T hese businesses have actually increasingly won an after as a result of the interest that is high they feature, but have actually additionally come under fire for the quality of these lending.

Peer-to-peer company Lendy failed in might, making almost 9,000 savers with a combined £152m stuck into the platform losses that are facing high as 42p into the lb.

It mostly lent money to home designers but other programs such as for instance Ratesetter and Zopa offer signature loans. Both assert they’ve been accountable loan providers with advanced models to control danger.

Mr Gewolb contends that the industry needs to have tighter guidelines to be able to protect its credibility.

“Proper legislation and guidance by the financial institution of England will make sure forget about problems and therefore the industry could be precisely realigned, ideally with no chunk that is huge of vanishing as with payday,” he claims.

Another, maybe less controversial alternative might be credit unions, which provide to neighborhood families with dismal credit history without trying to make money.

The Prudential Regulation Authority has lavished praise in the organisations, prompting deputy governor Sam Woods to explore just how to eliminate barriers to growth that is future.

B ut many also have struggled to help keep their funds on also keel. Nine credit unions went breasts this past year, with 73 shutting down within the decade that is past.

Another alternative is rent-to-own, where clients buy electronic products such as for instance televisions and fridges making use of installments that are monthly. But this industry has additionally been struck by a crackdown through the FCA, which capped rates after it discovered numerous customers had been spending unfairly high prices.

The biggest player, Brighthouse, announced it absolutely was shutting 30 shops in February after putting up with a winner through the brand new guidelines.

Another alternative is guarantor loans from businesses such as for example Amigo, which provide to an individual by having a credit that is poor if a pal or member of the family guarantees to cover up should they fall behind.

Amigo additionally saw consumer figures increase significantly more than 17pc through the very first quarter, prompting a 14pc increase in the worthiness of its web loan book.

Typical interest that is annual an Amigo loan is charged at 49.9pc, nevertheless the business claims just 12pc of their customers have actually topped up their loan value significantly more than twice.

The FCA is taking aim at gurantor financing as well as an intervention is commonly anticipated in coming months.

A nother alternative is Swedish economic company Klarna, which assists clients wait spending money on items. This has an incredible number of users across the UK, with 25,000 brand new regular sign-ups to its service that is pay-later in last couple of months of 2018 alone.

QuickQuid’s collapse departs the lending that is payday hollowed down – but options are certain to sprout once more.

For the present time, nevertheless, lots are pleased to promote QuickQuid’s collapse once the death knell of payday financing.

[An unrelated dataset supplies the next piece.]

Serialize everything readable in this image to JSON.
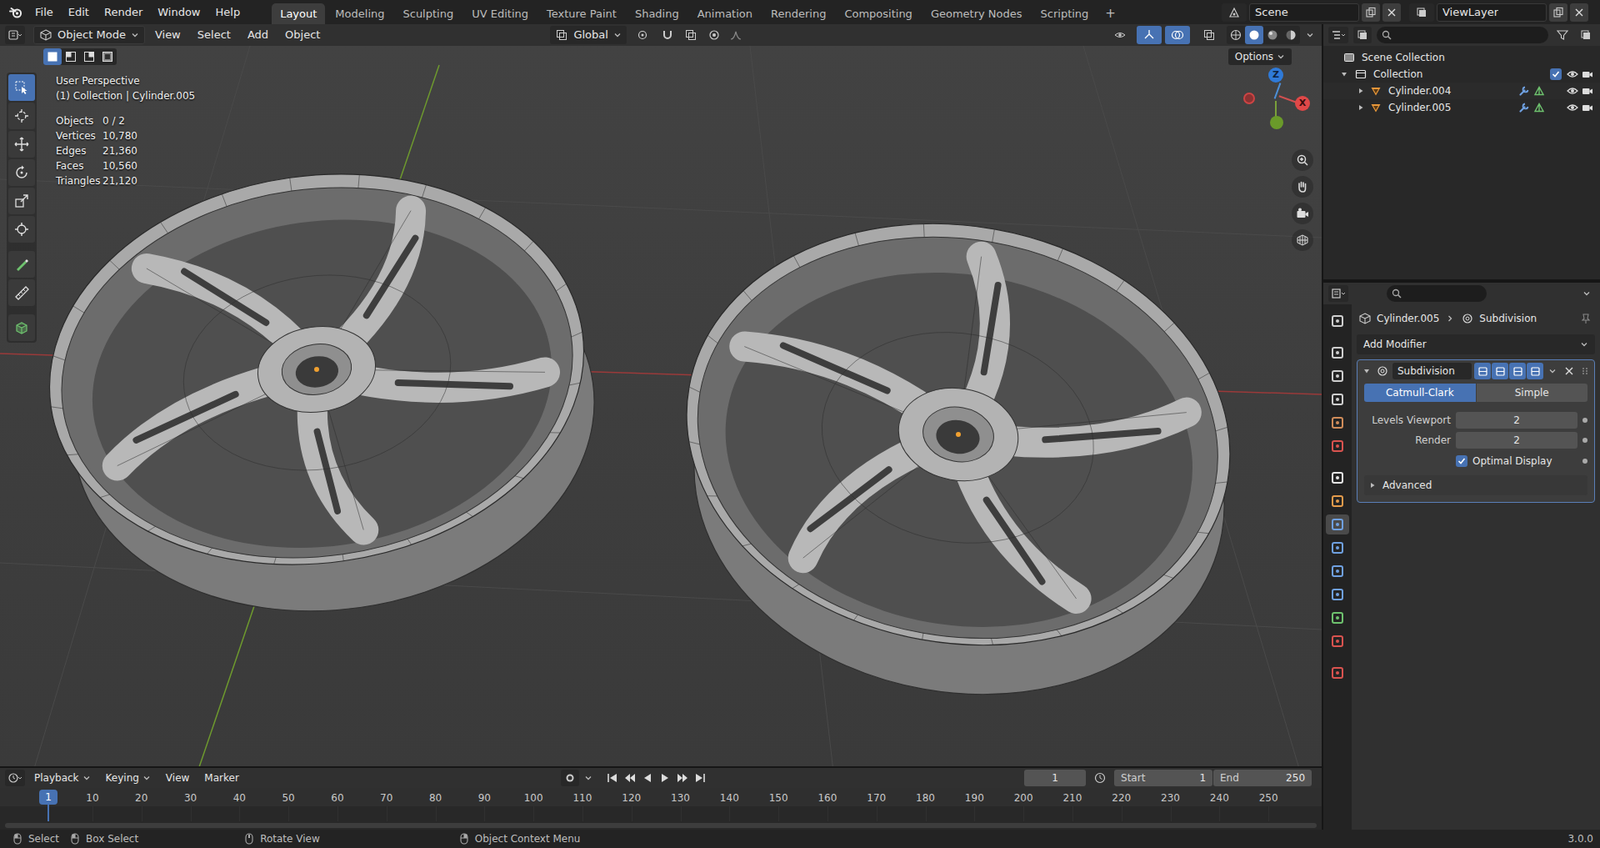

Peter Briffett, creator regarding the earnings streaming software Wagestream is adamant: “Companies that fee excessive interest levels have actually preyed on susceptible individuals for very long sufficient and individuals are saying noisy and clear, ‘Enough will do.’”